ASSIGNMENT. Locate every line below that contains the word "love" and copy it.
= Beginning of Section =
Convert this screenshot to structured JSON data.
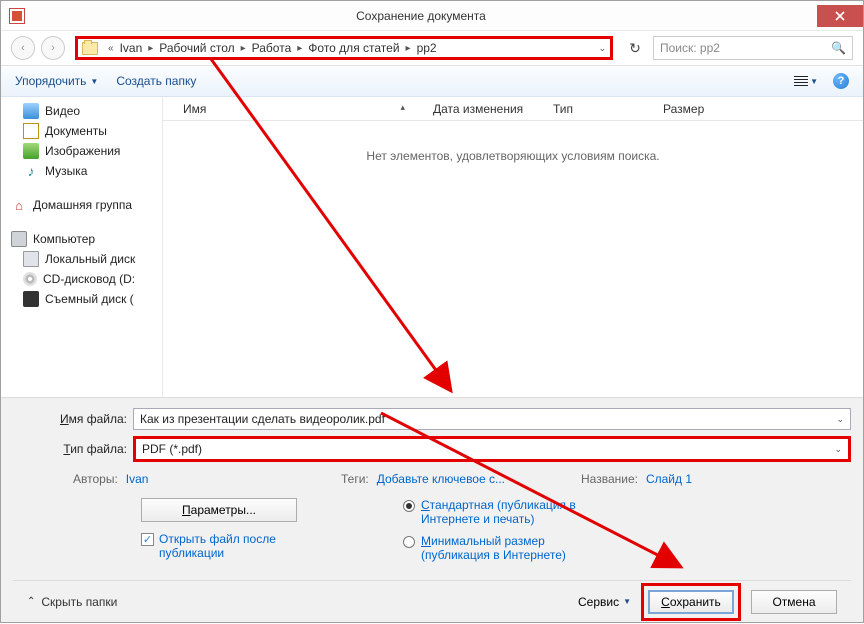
{
  "window": {
    "title": "Сохранение документа"
  },
  "nav": {
    "back": "‹",
    "fwd": "›",
    "crumbs": [
      "Ivan",
      "Рабочий стол",
      "Работа",
      "Фото для статей",
      "pp2"
    ],
    "refresh": "↻",
    "search_placeholder": "Поиск: pp2",
    "search_icon": "🔍"
  },
  "toolbar": {
    "organize": "Упорядочить",
    "newfolder": "Создать папку"
  },
  "sidebar": {
    "video": "Видео",
    "documents": "Документы",
    "images": "Изображения",
    "music": "Музыка",
    "homegroup": "Домашняя группа",
    "computer": "Компьютер",
    "localdisk": "Локальный диск",
    "cdrom": "CD-дисковод (D:",
    "usb": "Съемный диск ("
  },
  "columns": {
    "name": "Имя",
    "date": "Дата изменения",
    "type": "Тип",
    "size": "Размер"
  },
  "main": {
    "empty": "Нет элементов, удовлетворяющих условиям поиска."
  },
  "fields": {
    "filename_label_u": "И",
    "filename_label_r": "мя файла:",
    "filename_value": "Как из презентации сделать видеоролик.pdf",
    "filetype_label_u": "Т",
    "filetype_label_r": "ип файла:",
    "filetype_value": "PDF (*.pdf)"
  },
  "meta": {
    "authors_label": "Авторы:",
    "authors_value": "Ivan",
    "tags_label": "Теги:",
    "tags_value": "Добавьте ключевое с...",
    "title_label": "Название:",
    "title_value": "Слайд 1"
  },
  "options": {
    "params_u": "П",
    "params_r": "араметры...",
    "open_after": "Открыть файл после публикации",
    "standard_u": "С",
    "standard_r": "тандартная (публикация в Интернете и печать)",
    "minimal_u": "М",
    "minimal_r": "инимальный размер (публикация в Интернете)"
  },
  "footer": {
    "hide": "Скрыть папки",
    "service": "Сервис",
    "save_u": "С",
    "save_r": "охранить",
    "cancel": "Отмена"
  }
}
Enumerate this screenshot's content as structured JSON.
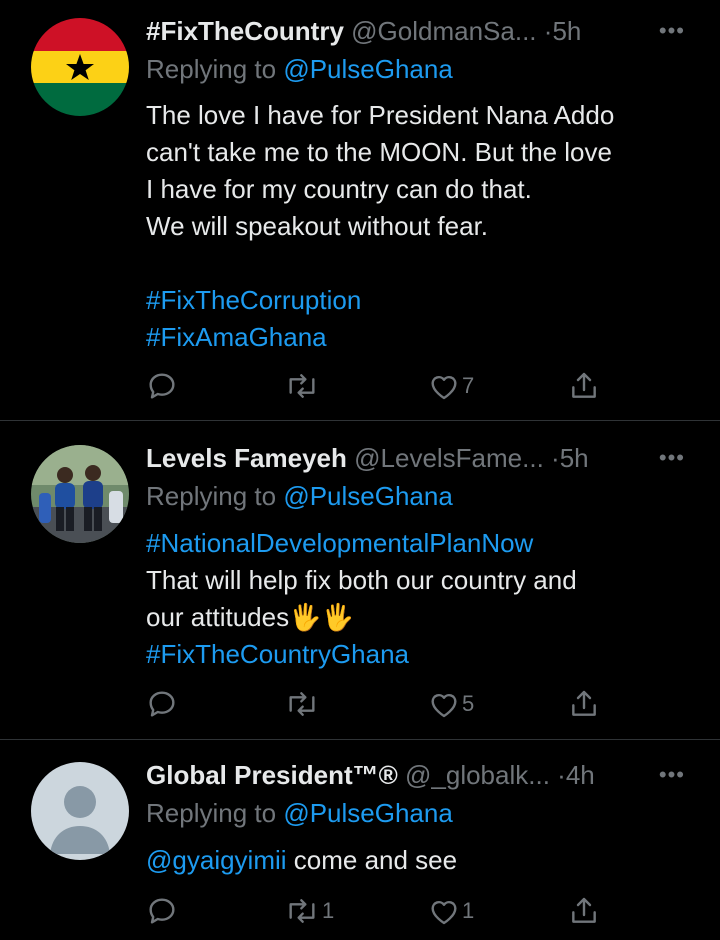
{
  "tweets": [
    {
      "display_name": "#FixTheCountry",
      "handle": "@GoldmanSa...",
      "time": "5h",
      "more": "•••",
      "replying_prefix": "Replying to ",
      "replying_to": "@PulseGhana",
      "lines": [
        "The love I have for President Nana Addo",
        "can't take me to the MOON. But the love",
        "I have for my country can do that.",
        "We will speakout without fear."
      ],
      "hashtags": [
        "#FixTheCorruption",
        "#FixAmaGhana"
      ],
      "likes": "7",
      "retweets": "",
      "avatar": "ghana-flag"
    },
    {
      "display_name": "Levels Fameyeh",
      "handle": "@LevelsFame...",
      "time": "5h",
      "more": "•••",
      "replying_prefix": "Replying to ",
      "replying_to": "@PulseGhana",
      "hashtag_top": "#NationalDevelopmentalPlanNow",
      "line_1": "That will help fix both our country and",
      "line_2": "our attitudes",
      "emoji": "🖐🖐",
      "hashtag_bottom": "#FixTheCountryGhana",
      "likes": "5",
      "retweets": "",
      "avatar": "group-photo"
    },
    {
      "display_name": "Global President™®",
      "handle": "@_globalk...",
      "time": "4h",
      "more": "•••",
      "replying_prefix": "Replying to ",
      "replying_to": "@PulseGhana",
      "mention": "@gyaigyimii",
      "text": " come and see",
      "likes": "1",
      "retweets": "1",
      "avatar": "default-avatar"
    }
  ],
  "colors": {
    "background": "#000000",
    "text": "#e7e9ea",
    "muted": "#71767b",
    "accent": "#1d9bf0",
    "divider": "#2f3336"
  },
  "icons": [
    "reply-icon",
    "retweet-icon",
    "like-icon",
    "share-icon",
    "more-icon"
  ]
}
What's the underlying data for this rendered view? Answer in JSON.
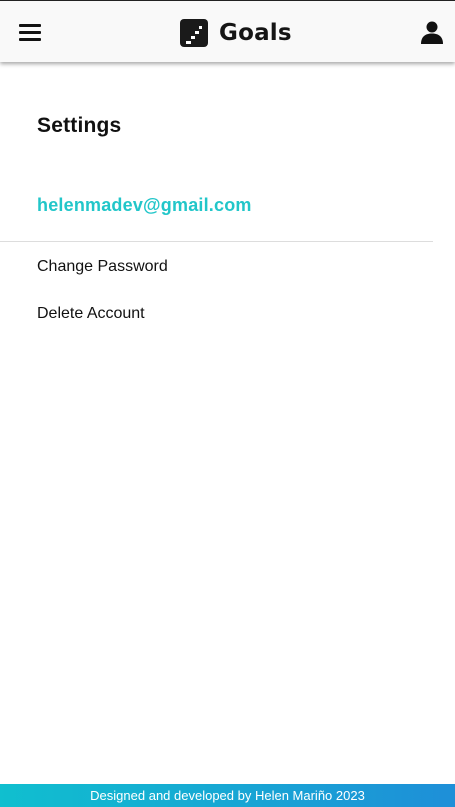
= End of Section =
RESULT FOR THIS EXERCISE.
        "The love I have for President Nana Addo",
        "can't take me to the MOON. But the love",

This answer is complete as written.